  9. Descoeudres F, Montani Stoffel S, Böll A, Gerber W, Labiouse V (1999) Rockfalls. In: Coping study on disaster resilient infrastructure. IDNDR, Zurich, pp 37–47Google Scholar
  10. Duffy JD, Smith DD (1990) Field tests and evaluation of rockfall restraining nets. No. CA/TL-90/05, Final Report. California Dept. of Transportation, San Luis ObispoGoogle Scholar
  11. EOTA (2008) Guideline for European technical approval of falling rock protection kits (ETAG 027). BrusselsGoogle Scholar
  12. Gerber W (2001) Guideline for the approval of rockfall protection kits. Swiss Agency for the Environment, Forests and Landscape (SAEFL), Swiss Federal Research Institute, BerneGoogle Scholar
  13. Giani GP (1992) Rock slope stability analysis. Balkema, RotterdamGoogle Scholar
  14. Grassl H, Volkwein A, Anderheggen E, Ammann WJ (2002) Steel-net rockfall protection—experimental and numerical simulation. In: Seventh International Conference on Structures Under Shock and Impact. Montreal, Canada, pp 143–153Google Scholar
  15. Hearn G, Barrett RK, Henson HH (1995) Testing and modeling of two rockfall barriers. In: Transportation research record, vol. 1504. National Research Council, Washington, pp 1–11Google Scholar
  16. Johnson W (1972) Impact strength of materials. Edward Arnold, LondonGoogle Scholar
  17. Langhaar HL (1951) Dimensional analysis and theory of models. Wiley, New YorkGoogle Scholar
  18. Li QM, Jones N (2000) On dimensionless numbers for dynamic plastic response of structural members. Arch Appl Mech 70(4):245–254CrossRefGoogle Scholar
  19. Peila D, Oggeri C (2005) Barriere paramassi a rete - Tecnologia e criteri pregettuali. GEAM, TorinoGoogle Scholar
  20. Peila D, Pelizza S, Sassudelli F (1998) Evaluation of behaviour of rockfall restraining nets by full scale tests. Rock Mech Rock Eng 31(1):1–24CrossRefGoogle Scholar
  21. Volkwein A (2005) Numerical Simulation of flexible rockfall protection systems. In: Proceedings of Computing in Civil Engineering. ASCE, CancunGoogle Scholar
  22. Volkwein A, Melis L, Haller B, Pfeifer R (2005) Protection from landslides and high speed rockfall events—reconstruction of Chapman’s Peak Drive. In: IABSE Symposium Lisbon 2005. Structures and extrem events. IABSE Reports vol. 90, incl. CD: 8 pGoogle Scholar

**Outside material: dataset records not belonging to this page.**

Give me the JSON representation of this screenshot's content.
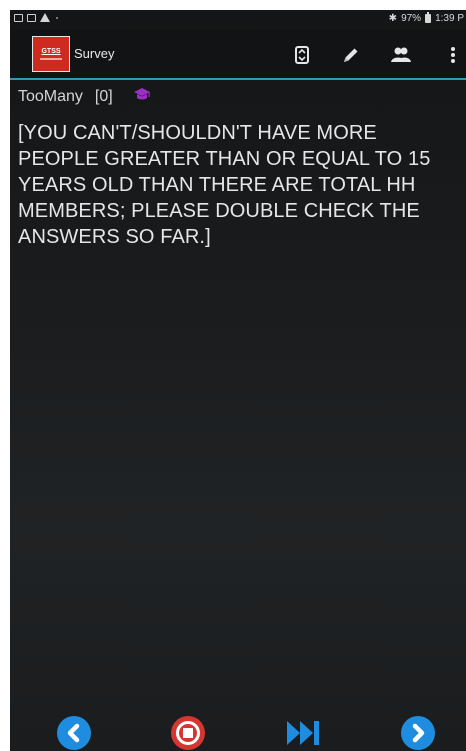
{
  "status_bar": {
    "battery": "97%",
    "time": "1:39 P"
  },
  "action_bar": {
    "logo_text": "GTSS",
    "title": "Survey",
    "icons": [
      "swap-screen-icon",
      "pencil-icon",
      "people-icon",
      "overflow-menu-icon"
    ],
    "accent": "#2f9ab8"
  },
  "question": {
    "name": "TooMany",
    "index": "[0]",
    "text": "[YOU CAN'T/SHOULDN'T HAVE MORE PEOPLE GREATER THAN OR EQUAL TO 15 YEARS OLD THAN THERE ARE TOTAL HH MEMBERS; PLEASE DOUBLE CHECK THE ANSWERS SO FAR.]",
    "hint_icon": "graduation-cap-icon",
    "hint_color": "#9b2fc7"
  },
  "bottom_nav": {
    "buttons": [
      "previous-icon",
      "stop-icon",
      "fast-forward-icon",
      "next-icon"
    ],
    "nav_color": "#1e8de0",
    "stop_color": "#d63632"
  }
}
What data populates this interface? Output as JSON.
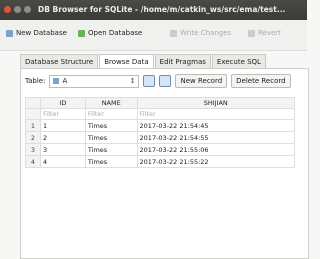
{
  "window": {
    "title": "DB Browser for SQLite - /home/m/catkin_ws/src/ema/test..."
  },
  "toolbar": {
    "new_db": "New Database",
    "open_db": "Open Database",
    "write": "Write Changes",
    "revert": "Revert"
  },
  "tabs": [
    "Database Structure",
    "Browse Data",
    "Edit Pragmas",
    "Execute SQL"
  ],
  "browse": {
    "table_label": "Table:",
    "table_value": "A",
    "new_record": "New Record",
    "delete_record": "Delete Record",
    "columns": [
      "ID",
      "NAME",
      "SHIJIAN"
    ],
    "filter_placeholder": "Filter",
    "rows": [
      {
        "rn": "1",
        "id": "1",
        "name": "Times",
        "time": "2017-03-22 21:54:45"
      },
      {
        "rn": "2",
        "id": "2",
        "name": "Times",
        "time": "2017-03-22 21:54:55"
      },
      {
        "rn": "3",
        "id": "3",
        "name": "Times",
        "time": "2017-03-22 21:55:06"
      },
      {
        "rn": "4",
        "id": "4",
        "name": "Times",
        "time": "2017-03-22 21:55:22"
      }
    ]
  },
  "colors": {
    "titlebar": "#3c3c3a",
    "close": "#e0533d"
  }
}
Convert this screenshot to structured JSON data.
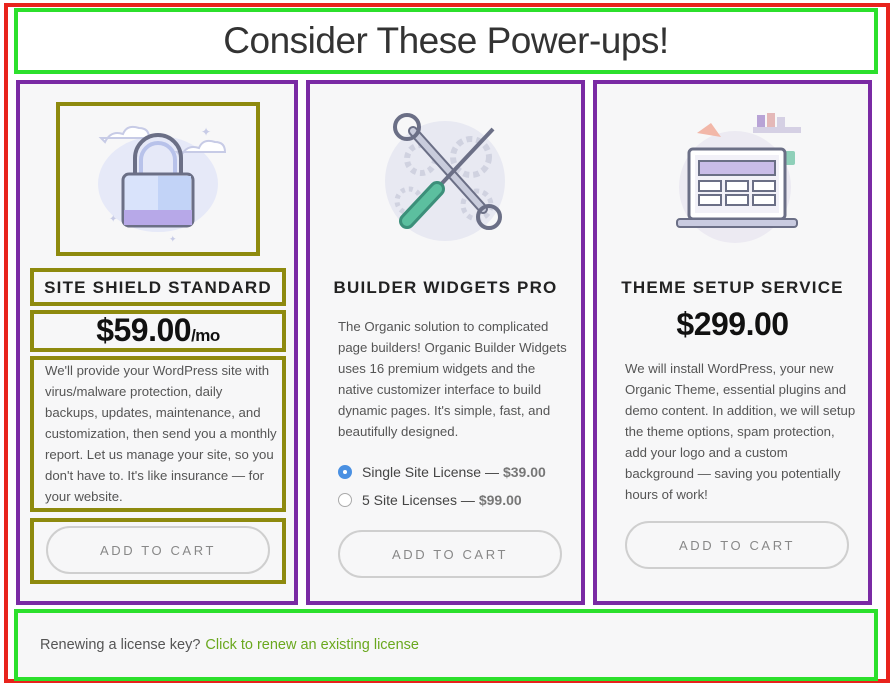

Copyright information

© Springer-Verlag 2011

Authors and Affiliations

  • M. Spadari
    • 1
  • A. Giacomini
    • 1
  • O. Buzzi
    • 1
    Email author
  • J. P. Hambleton
    • 1
  1. 1.Centre for Geotechnical and Materials ModellingThe University of NewcastleCallaghanAustralia

Personalised recommendations